Sanshi is a government post in charge of calculation in the Ritsuryo system (a system of centralized government based on the ritsuryo code). It was established in the Kazueryo (Account Office), the Shuzeiryo (Bureau of Taxation), Dazai-fu (local government office in Kyushu) and later in the Shurishiki (Office of Palace Affairs) and Mokuryo (Bureau of Carpentry).

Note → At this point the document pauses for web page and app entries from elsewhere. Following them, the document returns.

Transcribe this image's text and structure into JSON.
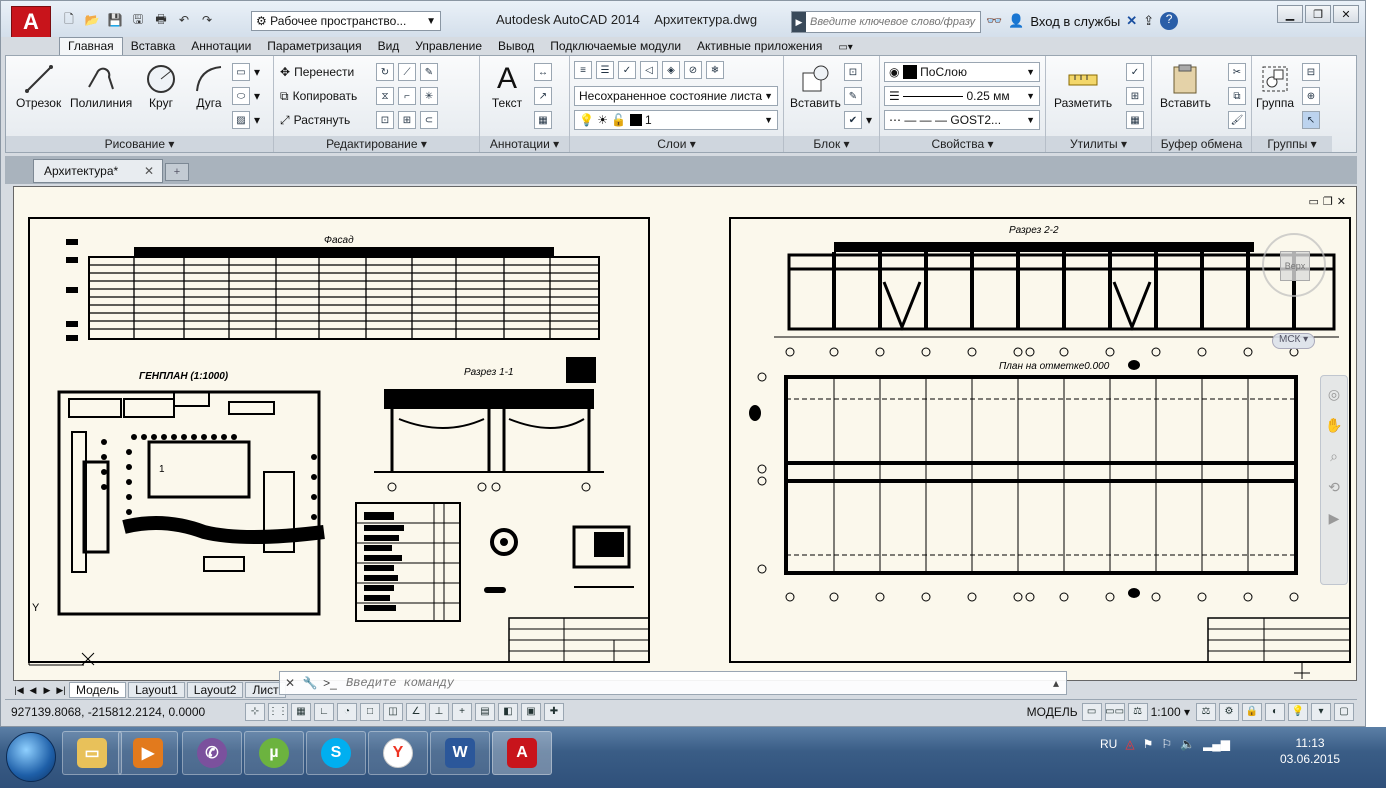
{
  "app": {
    "title": "Autodesk AutoCAD 2014",
    "file": "Архитектура.dwg",
    "logo": "A",
    "workspace": "Рабочее пространство...",
    "search_placeholder": "Введите ключевое слово/фразу",
    "signin": "Вход в службы"
  },
  "ribbon_tabs": [
    "Главная",
    "Вставка",
    "Аннотации",
    "Параметризация",
    "Вид",
    "Управление",
    "Вывод",
    "Подключаемые модули",
    "Активные приложения"
  ],
  "ribbon": {
    "draw": {
      "title": "Рисование ▾",
      "line": "Отрезок",
      "polyline": "Полилиния",
      "circle": "Круг",
      "arc": "Дуга"
    },
    "modify": {
      "title": "Редактирование ▾",
      "move": "Перенести",
      "copy": "Копировать",
      "stretch": "Растянуть"
    },
    "annotation": {
      "title": "Аннотации ▾",
      "text": "Текст"
    },
    "layers": {
      "title": "Слои ▾",
      "state": "Несохраненное состояние листа",
      "current": "1"
    },
    "block": {
      "title": "Блок ▾",
      "insert": "Вставить"
    },
    "properties": {
      "title": "Свойства ▾",
      "color": "ПоСлою",
      "lineweight": "0.25 мм",
      "linetype": "GOST2..."
    },
    "utilities": {
      "title": "Утилиты ▾",
      "measure": "Разметить"
    },
    "clipboard": {
      "title": "Буфер обмена",
      "paste": "Вставить"
    },
    "groups": {
      "title": "Группы ▾",
      "group": "Группа"
    }
  },
  "doc_tab": {
    "name": "Архитектура*"
  },
  "drawing": {
    "facade_title": "Фасад",
    "genplan_title": "ГЕНПЛАН (1:1000)",
    "section11": "Разрез 1-1",
    "section22": "Разрез 2-2",
    "plan_title": "План на отметке0.000",
    "vcube_top": "Верх",
    "ucs": "МСК"
  },
  "layout_tabs": [
    "Модель",
    "Layout1",
    "Layout2",
    "Лист"
  ],
  "command_placeholder": "Введите команду",
  "status": {
    "coords": "927139.8068, -215812.2124, 0.0000",
    "model": "МОДЕЛЬ",
    "scale": "1:100"
  },
  "taskbar": {
    "lang": "RU",
    "time": "11:13",
    "date": "03.06.2015"
  },
  "colors": {
    "accent": "#c8141b",
    "paper": "#fbf8ec",
    "ribbon_bg": "#e4e9ee"
  }
}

Two sanshi were appointed to both the Kazueryo and Shuzeiryo, and their equivalent rank was Juhachinoge (Junior Eighth Rank, Lower Grade). Each person at the post calculated the tax coming into the capital and the amount spent. One person was in charge of totaling the amount of the soyochoyo (labor or alternative goods collected as tax) and soyouchocho (textiles collected as tax) and the calculation of the yodo (supplies), while the other person totaled the soyochoso (rice collected as tax). Their ranks were equivalent to Juhachinoge and in 719 they were given permission to carry a shaku (wooden mace).

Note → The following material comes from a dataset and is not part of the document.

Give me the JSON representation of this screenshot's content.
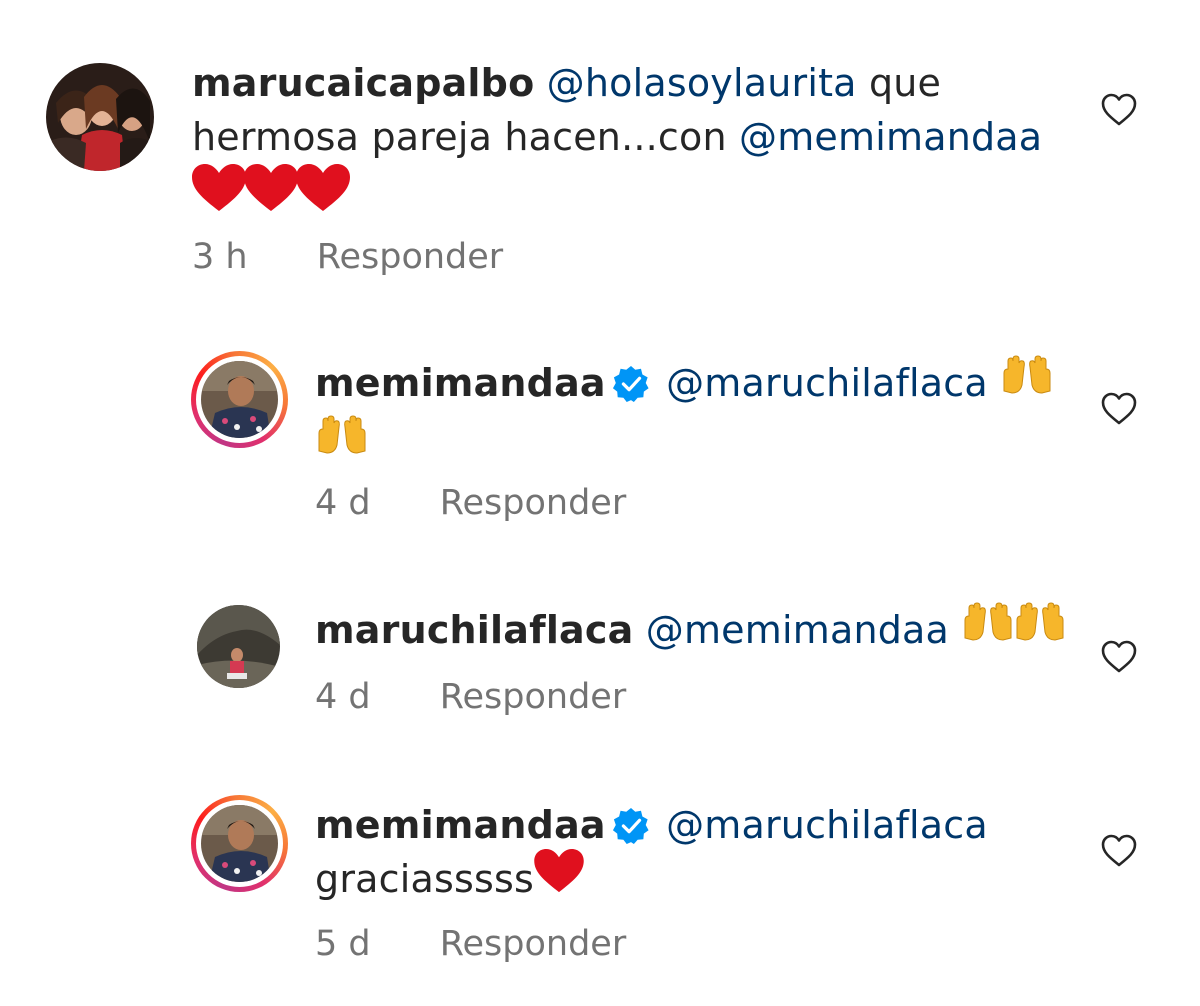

One person was appointed to the Daizafu (become 2 people from 814 onwards) and their rank was equivalent to Juhachinoge. This person's totaled-up the taxes for the entire Kyushu area and in 822 he it became mandatory for this person to bring the tax accounts to the capital and report them.
A sanshi post was established in the Shurikishi in 822, then in the Mokuryo (the exact year of the latter is unknown, but it was before the compilation of the Engishiki (an ancient book of codes and procedures)). One person was appointed to each of the posts, and their treatments, including their rank, were set to the same as those at Kazueryo and Shuzeiryo.
In addition, a Sanshi post was sometimes placed also in each of the fields of finance, civil engineering and construction as Ryoge no kan (class outside of the Ritsuryo system). In the early Nara period, a Sanshi post was placed in the construction ministry that was established for the construction of Heijo-kyo Capital. It is recorded how in 755, four people were appointed as sanshi in both Sakyo and Ukyo (the areas to the right and left of Heijokyo (the ancient capital), as well as in the Kawachi, Settsu and Yamashiro provinces; this was done to ensure the smooth implementation of the Handen Shujo law (a law for periodically reallocation rice land). A Sanshi post was sometimes provided to determine boundaries among handen (allotted farmlands), Koden (fields administered directly by a ruler) and Shoen (manors) or to design buildings, gardens, etc.
Two San Hakase (Doctor of Numbers) were responsible for training the sanshi at the Daigakuryo (Bureau of Education). 30 students (known as sansho) took classes using the Kyushosanjutsu and the Shuhisankei (Chinese mathematics books) as textbooks, and a prescribed number of students who passed the test were appointed to sanshi posts. However, it is likely that the necessity of advanced mathematics was not recognized keenly in Japan at that time, and it is said that what was learned was only basic pragmatical arithmetic and no advanced mathematics were involved.